Kidney Int. 2008 Oct;74(7):930-6. doi: 10.1038/ki.2008.311. Epub 2008 Jun 25.

Abstract

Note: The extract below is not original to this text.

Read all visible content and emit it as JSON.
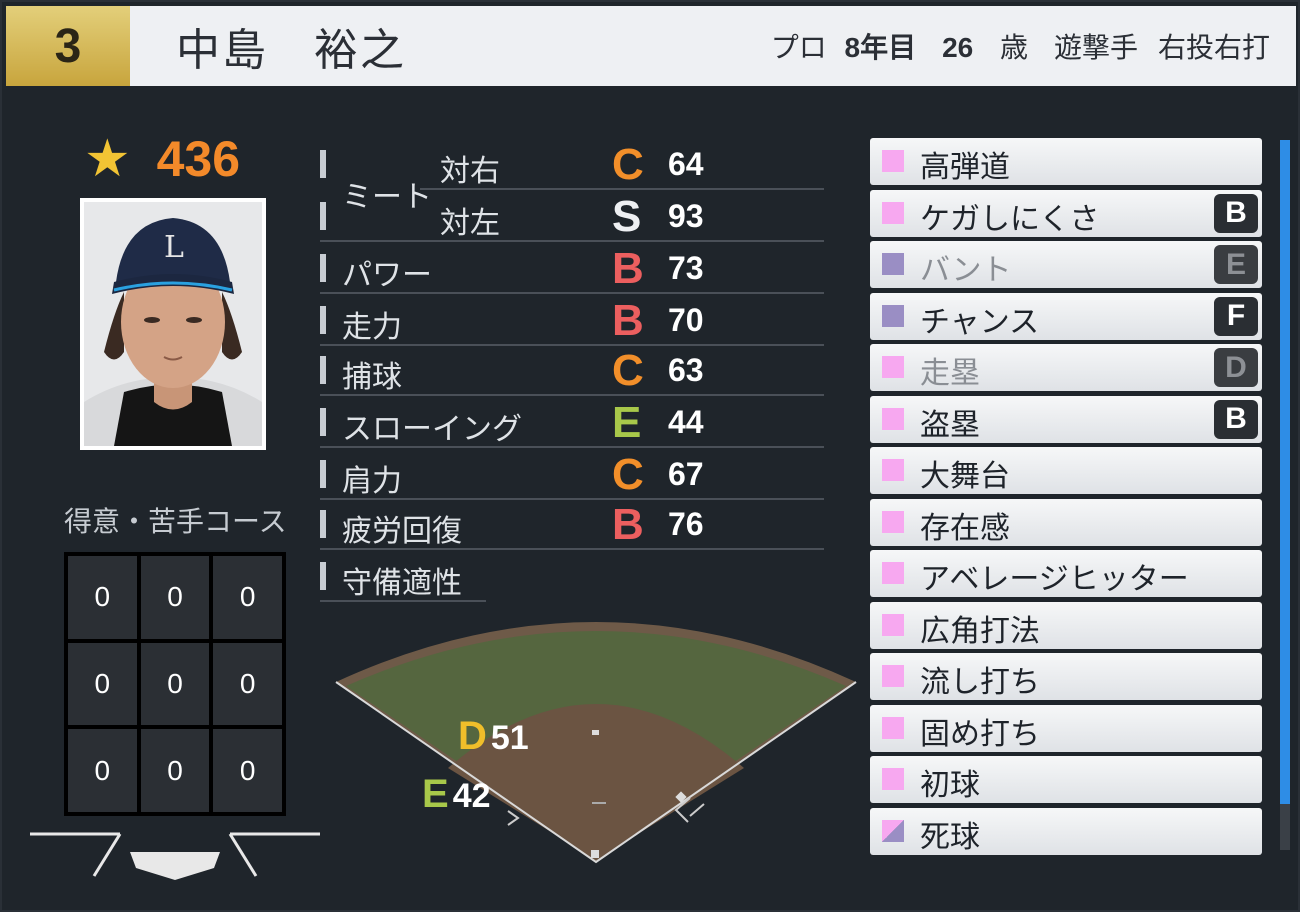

Depressive symptoms, assessed using a self-report type of questionnaire, have been associated with poor outcomes in dialysis patients. Here we determined if depressive disorders diagnosed by physicians are also associated with such outcomes. Ninety-eight consecutive patients on chronic hemodialysis underwent the Structured Clinical Interview for Diagnostic and Statistical Manual of Mental Disorders administered by a physician. Depression was diagnosed in about a quarter of the patients. Associations adjusted for age, gender, race, time on dialysis and co-morbidity were determined using survival analysis. Using time to event (death or hospitalization) models of analysis the hazard ratios were 2.11 and 2.07 in unadjusted and adjusted models respectively. The finding of poor outcome using a formal structured physician interview suggests that a prospective study is needed to determine whether treatment of depression affects clinical outcomes.

MeSH terms

  • Adult
  • Aged
  • Death
  • Depressive Disorder* / complications
  • Depressive Disorder* / diagnosis
  • Depressive Disorder* / mortality
  • Female
  • Follow-Up Studies
  • Hospitalization
  • Humans
  • Interviews as Topic
  • Kidney Failure, Chronic / mortality
  • Kidney Failure, Chronic / psychology*
  • Male
  • Middle Aged
  • Physicians
  • Prognosis
  • Proportional Hazards Models
  • Prospective Studies
  • Renal Dialysis / mortality
  • Renal Dialysis / psychology*
  • Survival Analysis